Civil Contempt Against Debtor Not Stayed by Bankruptcy Petition

Posted: 1 year 28 weeks ago

By: Colleen E. Spain

St. John’s Law Student

American Bankruptcy Institute Law Review Staff
 
 
Weighing in on a three-way circuit court split, the Sixth Circuit recognized a non-statutory exception to the automatic stay, in Dominic’s Restaurant of Dayton, Inc. v. Mantia, and allowed a civil contempt proceeding to continue against a debtor.[1] In 2007, the Mantia family closed their family-run restaurant, Dominic’s, but continued to market certain food products under the name “Dominic’s Foods of Dayton.”[2] Soon after the restaurant closed, Christie Mantia sold her interest in the original Dominic’s Restaurant and planned with Reece Powers and Harry Lee to open a restaurant, name it Dominic’s Restaurant, Inc., and use the old Dominic’s recipes.[3] The owners of the original Dominic’s Restaurant (“Plaintiffs”) brought trademark infringement and trademark dilution claims against Mantia, Powers, and Lee (“Defendants”).[4] The district court issued a TRO and then a preliminary injunction (the “Injunctions”) directing Defendants to cease using the Dominic’s name and graphics.[5] After Plaintiffs filed a series of contempt motions against Defendants based on Defendants’ violation of the Injunctions, the district court granted a default judgment and the contempt motion against Defendants.[6] Although Powers filed for personal bankruptcy in the midst of this, the district court declined to stay the judgments against him.[7]
 
When a debtor files bankruptcy, the automatic stay protects the debtor from most litigation.[8] There are a number of statutory exceptions to the automatic stay, including criminal contempt actions,[9] but not civil contempt actions.[10] However, the statutorily enumerated exceptions are not exhaustive and courts have recognized other exceptions.[11] Some exceptions have arisen out of a court’s inherent power to take action to ensure that parties comply with its orders.[12] Here, the Sixth Circuit recognized that the civil contempt, and the injunctions on which the contempt was based, ought to be allowed to proceed, despite the automatic stay.[13] Since the automatic stay would serve to protect not only Powers’ interest in his property, but also his ability to tortiously use that property and disobey court orders, the Sixth Circuit determined that the contempt action against Powers must not be stayed.[14]
 
Courts have used three different approaches in determining whether or not a civil contempt action ought to be stayed.[15] Courts in the Third and Eleventh Circuits have determined that only criminal proceedings may continue despite the automatic stay and have refused to create an exception for civil contempt actions.[16] The Fifth Circuit and courts in the Second Circuit have determined that if a contempt order is issued to enforce an order of the court and not to enforce a money judgment, collect money, or harass a defendant, its continuance does not violate the automatic stay.[17] Lastly, in the Fourth and Tenth Circuits and, post-Dominic’s, the Sixth Circuit,[18] courts have invoked their equitable powers to allow civil contempt actions to proceed if such actions relate to compliance with a court order.[19]  Only time will tell whether other courts will use this equitable exception to the automatic stay in order to ensure that court orders are followed without interruption.
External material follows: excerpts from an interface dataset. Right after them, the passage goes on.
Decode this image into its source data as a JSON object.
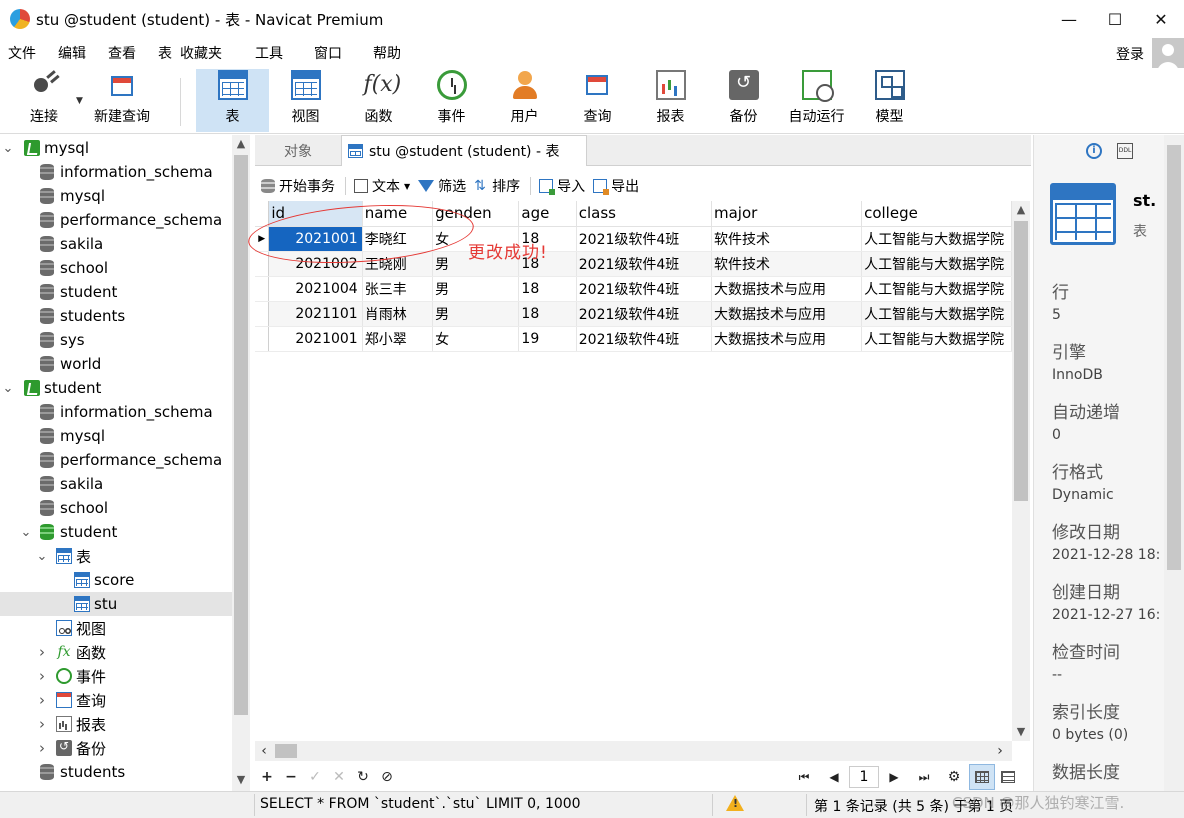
{
  "window": {
    "title": "stu @student (student) - 表 - Navicat Premium",
    "minimize": "—",
    "maximize": "☐",
    "close": "✕"
  },
  "menu": {
    "items": [
      "文件",
      "编辑",
      "查看",
      "表",
      "收藏夹",
      "工具",
      "窗口",
      "帮助"
    ],
    "login": "登录"
  },
  "toolbar": {
    "buttons": [
      {
        "label": "连接",
        "icon": "plug-icon"
      },
      {
        "label": "新建查询",
        "icon": "new-query-icon"
      },
      {
        "label": "表",
        "icon": "table-icon",
        "active": true
      },
      {
        "label": "视图",
        "icon": "view-icon"
      },
      {
        "label": "函数",
        "icon": "function-icon"
      },
      {
        "label": "事件",
        "icon": "clock-icon"
      },
      {
        "label": "用户",
        "icon": "user-icon"
      },
      {
        "label": "查询",
        "icon": "query-icon"
      },
      {
        "label": "报表",
        "icon": "report-icon"
      },
      {
        "label": "备份",
        "icon": "backup-icon"
      },
      {
        "label": "自动运行",
        "icon": "auto-run-icon"
      },
      {
        "label": "模型",
        "icon": "model-icon"
      }
    ]
  },
  "nav": {
    "items": [
      {
        "label": "mysql",
        "type": "connection",
        "level": 0,
        "expanded": true
      },
      {
        "label": "information_schema",
        "type": "database",
        "level": 1
      },
      {
        "label": "mysql",
        "type": "database",
        "level": 1
      },
      {
        "label": "performance_schema",
        "type": "database",
        "level": 1
      },
      {
        "label": "sakila",
        "type": "database",
        "level": 1
      },
      {
        "label": "school",
        "type": "database",
        "level": 1
      },
      {
        "label": "student",
        "type": "database",
        "level": 1
      },
      {
        "label": "students",
        "type": "database",
        "level": 1
      },
      {
        "label": "sys",
        "type": "database",
        "level": 1
      },
      {
        "label": "world",
        "type": "database",
        "level": 1
      },
      {
        "label": "student",
        "type": "connection",
        "level": 0,
        "expanded": true
      },
      {
        "label": "information_schema",
        "type": "database",
        "level": 1
      },
      {
        "label": "mysql",
        "type": "database",
        "level": 1
      },
      {
        "label": "performance_schema",
        "type": "database",
        "level": 1
      },
      {
        "label": "sakila",
        "type": "database",
        "level": 1
      },
      {
        "label": "school",
        "type": "database",
        "level": 1
      },
      {
        "label": "student",
        "type": "database-open",
        "level": 1,
        "expanded": true
      },
      {
        "label": "表",
        "type": "tables",
        "level": 2,
        "expanded": true
      },
      {
        "label": "score",
        "type": "table",
        "level": 3
      },
      {
        "label": "stu",
        "type": "table",
        "level": 3,
        "selected": true
      },
      {
        "label": "视图",
        "type": "views",
        "level": 2
      },
      {
        "label": "函数",
        "type": "functions",
        "level": 2,
        "collapsed": true
      },
      {
        "label": "事件",
        "type": "events",
        "level": 2,
        "collapsed": true
      },
      {
        "label": "查询",
        "type": "queries",
        "level": 2,
        "collapsed": true
      },
      {
        "label": "报表",
        "type": "reports",
        "level": 2,
        "collapsed": true
      },
      {
        "label": "备份",
        "type": "backups",
        "level": 2,
        "collapsed": true
      },
      {
        "label": "students",
        "type": "database",
        "level": 1
      }
    ]
  },
  "tabs": {
    "objects": "对象",
    "active": "stu @student (student) - 表"
  },
  "data_toolbar": {
    "begin_transaction": "开始事务",
    "text": "文本",
    "filter": "筛选",
    "sort": "排序",
    "import": "导入",
    "export": "导出"
  },
  "grid": {
    "columns": [
      "id",
      "name",
      "genden",
      "age",
      "class",
      "major",
      "college"
    ],
    "rows": [
      [
        "2021001",
        "李晓红",
        "女",
        "18",
        "2021级软件4班",
        "软件技术",
        "人工智能与大数据学院"
      ],
      [
        "2021002",
        "王晓刚",
        "男",
        "18",
        "2021级软件4班",
        "软件技术",
        "人工智能与大数据学院"
      ],
      [
        "2021004",
        "张三丰",
        "男",
        "18",
        "2021级软件4班",
        "大数据技术与应用",
        "人工智能与大数据学院"
      ],
      [
        "2021101",
        "肖雨林",
        "男",
        "18",
        "2021级软件4班",
        "大数据技术与应用",
        "人工智能与大数据学院"
      ],
      [
        "2021001",
        "郑小翠",
        "女",
        "19",
        "2021级软件4班",
        "大数据技术与应用",
        "人工智能与大数据学院"
      ]
    ]
  },
  "annotation": {
    "text": "更改成功!"
  },
  "pager": {
    "page": "1"
  },
  "status": {
    "sql": "SELECT * FROM `student`.`stu` LIMIT 0, 1000",
    "records": "第 1 条记录 (共 5 条) 于第 1 页",
    "watermark": "CSDN @那人独钓寒江雪."
  },
  "info": {
    "name": "st.",
    "type": "表",
    "properties": [
      {
        "label": "行",
        "value": "5"
      },
      {
        "label": "引擎",
        "value": "InnoDB"
      },
      {
        "label": "自动递增",
        "value": "0"
      },
      {
        "label": "行格式",
        "value": "Dynamic"
      },
      {
        "label": "修改日期",
        "value": "2021-12-28 18:"
      },
      {
        "label": "创建日期",
        "value": "2021-12-27 16:"
      },
      {
        "label": "检查时间",
        "value": "--"
      },
      {
        "label": "索引长度",
        "value": "0 bytes (0)"
      },
      {
        "label": "数据长度",
        "value": ""
      }
    ]
  },
  "colors": {
    "accent": "#2e75c2",
    "selection": "#1565c0",
    "annotation": "#e53935",
    "active_toolbar": "#cfe3f5"
  }
}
[1] Dominic’s Restaurant of Dayton, Inc. v. Mantia, 683 F.3d 757, 760 (6th Cir. 2012) (noting that filing bankruptcy petition operates to stay any and all actions against a debtor, but there are statutory and non-statutory exemptions).
[2] Id. at 758.
[3] Id.
[4] Id.
[5] Id.
[6] Id. at 759–60.
[7] Id. at 760.
[8] See 11 U.S.C. § 362(b).
[9]   Id.
[10] 11 U.S.C. § 362(b) (2006).
[11] Dominic’s, 683 F.3d at 761 (quoting In re Rook, 102 B.R. 490, 493 (Bankr. E.D. Va. 1989)).
[12] Id.
[13] Id.
[14] Id.
[15] Rook, 102 B.R. at 493.
[16] Id.; see also, In re Dervaes, 81 B.R. 127, 129 (Bankr. S.D.Fla. 1987), and, In re Cherry, 78 B.R. 65, 70 (Bankr. E.D.Pa. 1987).
[17] Id.; see also, Int’l Distrib. Ctrs., Inc. v. Walsh Trucking Co., Inc., 62 B.R. 723, 729 (Bankr. S.D.N.Y. 1986), and, In re Stewart, 571 F.2d 958, 963 (5th Cir. 1978).
[18] 683 F.3d at 761.
[19] US Sprint Commc’ns Co. v. Buscher, 89 B.R. 154, 156 (D.Kan. 1988); see also, Smith-St. John Mfg. Co. v. Lenard Price, Civ. Action No. 88–2018, slip op., 1989 WL 7922, at *2 (D. Kan. Jan. 9, 1989), and, In re Clowser, 39 B.R. 883, 886 (Bankr. E.D. Va. 1984).